Media Extenders and Other Dohickeys
I also use a service called Play-On to stream video through my PS3 to my TV. This is a little more complicated than Netflix. With Netflix I put a disc into the PS3 provided by them and it works brilliantly. With Play-On I had to install a media server program on my PC and have it networked with my PS3. It allows me to stream sites like Hulu to my big screen TV. There are also 3rd party plugins available to stream other media and websites. You need to make sure it is running on your PC when you want to watch media and that all of the software and plug-ins are up to date. If that sounds confusing and like a pain in the butt - it is. I have spent a lot of time setting this system up and while it does some cool things, I prefer to watch Netflix most of time because it is easy and it works.

Internet Media Sites
So far I have been discussing premium content, but there are a plethora of sites that offer video content for free. YouTube is the king, and Hulu is close behind. Both can be streamed with the 3rd party tools mentioned above, and they are both working on deals to provide premium content to viewers for a fee.

What it Means for Businesses
1. Be careful about putting all of your eggs in one basket - particularly if it is digital media.
2. Making your content easy to consume is the most important factor. Those platforms winning right now are the ones that are easy for people to get on their screens.
3. Customers will be streaming more niche and on demand content. If you create quality content, regardless of your size, the barriers to getting it to viewers are evaporating.

What it Means for Consumers
1. Media platforms change. Be careful about where you invest your money on storage and playback equipment.
2. Look for the deals. Some companies are offering killer deals to get you started - others are giving away old technology like DVD's that you can rip and store on your hard drive.
3. Think about the content you consume.
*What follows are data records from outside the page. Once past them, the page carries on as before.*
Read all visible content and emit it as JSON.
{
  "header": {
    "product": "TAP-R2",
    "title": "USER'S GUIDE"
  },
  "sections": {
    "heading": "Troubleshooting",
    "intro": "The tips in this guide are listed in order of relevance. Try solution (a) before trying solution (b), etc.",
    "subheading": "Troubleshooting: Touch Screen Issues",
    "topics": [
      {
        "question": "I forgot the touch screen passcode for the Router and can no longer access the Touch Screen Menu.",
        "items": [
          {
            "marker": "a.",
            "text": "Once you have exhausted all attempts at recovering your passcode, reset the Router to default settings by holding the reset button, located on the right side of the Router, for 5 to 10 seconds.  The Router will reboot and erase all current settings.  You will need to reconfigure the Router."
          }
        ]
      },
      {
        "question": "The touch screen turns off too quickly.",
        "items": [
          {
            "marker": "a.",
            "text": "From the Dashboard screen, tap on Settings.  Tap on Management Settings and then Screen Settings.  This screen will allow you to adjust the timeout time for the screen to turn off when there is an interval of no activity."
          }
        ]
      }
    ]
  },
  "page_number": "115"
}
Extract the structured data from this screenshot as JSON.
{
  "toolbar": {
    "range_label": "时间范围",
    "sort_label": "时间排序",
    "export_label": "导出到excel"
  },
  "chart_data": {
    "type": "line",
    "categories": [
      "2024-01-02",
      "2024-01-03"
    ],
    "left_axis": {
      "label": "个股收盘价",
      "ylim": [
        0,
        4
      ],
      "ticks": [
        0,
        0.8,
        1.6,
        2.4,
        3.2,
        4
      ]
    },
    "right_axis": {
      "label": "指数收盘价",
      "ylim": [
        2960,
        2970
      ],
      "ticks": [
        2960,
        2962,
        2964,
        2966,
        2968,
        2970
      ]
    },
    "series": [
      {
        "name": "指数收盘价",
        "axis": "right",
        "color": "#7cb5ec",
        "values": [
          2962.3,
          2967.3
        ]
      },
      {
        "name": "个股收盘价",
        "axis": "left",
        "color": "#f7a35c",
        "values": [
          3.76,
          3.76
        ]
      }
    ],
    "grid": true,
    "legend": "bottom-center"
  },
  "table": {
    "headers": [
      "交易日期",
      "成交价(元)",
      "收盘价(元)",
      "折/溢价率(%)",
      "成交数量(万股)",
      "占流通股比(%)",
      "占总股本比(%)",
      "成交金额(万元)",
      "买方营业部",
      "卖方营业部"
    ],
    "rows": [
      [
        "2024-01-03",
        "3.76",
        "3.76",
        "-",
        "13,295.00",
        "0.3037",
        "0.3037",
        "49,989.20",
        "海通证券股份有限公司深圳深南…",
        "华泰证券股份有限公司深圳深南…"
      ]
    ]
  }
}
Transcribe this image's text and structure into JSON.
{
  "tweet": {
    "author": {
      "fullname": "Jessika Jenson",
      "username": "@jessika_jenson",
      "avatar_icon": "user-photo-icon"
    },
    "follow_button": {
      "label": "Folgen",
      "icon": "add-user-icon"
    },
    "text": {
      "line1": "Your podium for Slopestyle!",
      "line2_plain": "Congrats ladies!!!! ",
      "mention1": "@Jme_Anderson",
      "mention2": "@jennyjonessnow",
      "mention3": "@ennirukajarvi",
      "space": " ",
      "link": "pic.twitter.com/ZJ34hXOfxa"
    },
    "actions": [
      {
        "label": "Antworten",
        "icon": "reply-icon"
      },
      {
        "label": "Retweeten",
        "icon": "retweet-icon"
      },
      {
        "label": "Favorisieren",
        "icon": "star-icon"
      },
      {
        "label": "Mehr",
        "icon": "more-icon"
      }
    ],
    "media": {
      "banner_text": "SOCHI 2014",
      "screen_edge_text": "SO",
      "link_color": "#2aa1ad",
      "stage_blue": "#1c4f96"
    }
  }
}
If you are paying $60/ month so the kids can watch Dora, then check out Netflix that has every episode queued up for you at under $10/ month
4. Be smart about what you purchase. Do you still have a closet full of VHS tapes?
5. Don't forget the library. They have tons of DVD's you can watch for free. You can even reserve them online.

What's Next?
Hard to say for sure what the winner is going to be. Right now there are a lot of horses in the race competing for your hard earned dollar. There are more choices than ever when it comes to how you can consume your favorite shows and movies. If you want to read more, I recommend this Wired magazine article about some of your options and how to set up streaming media to your TV.

How do you watch TV and Movies? What do you think will be the next big thing? What companies do you think will be the leaders?



The day after I wrote this post Apple made a big announcement centered around their new streaming Apple TV device. It even has Netflix :)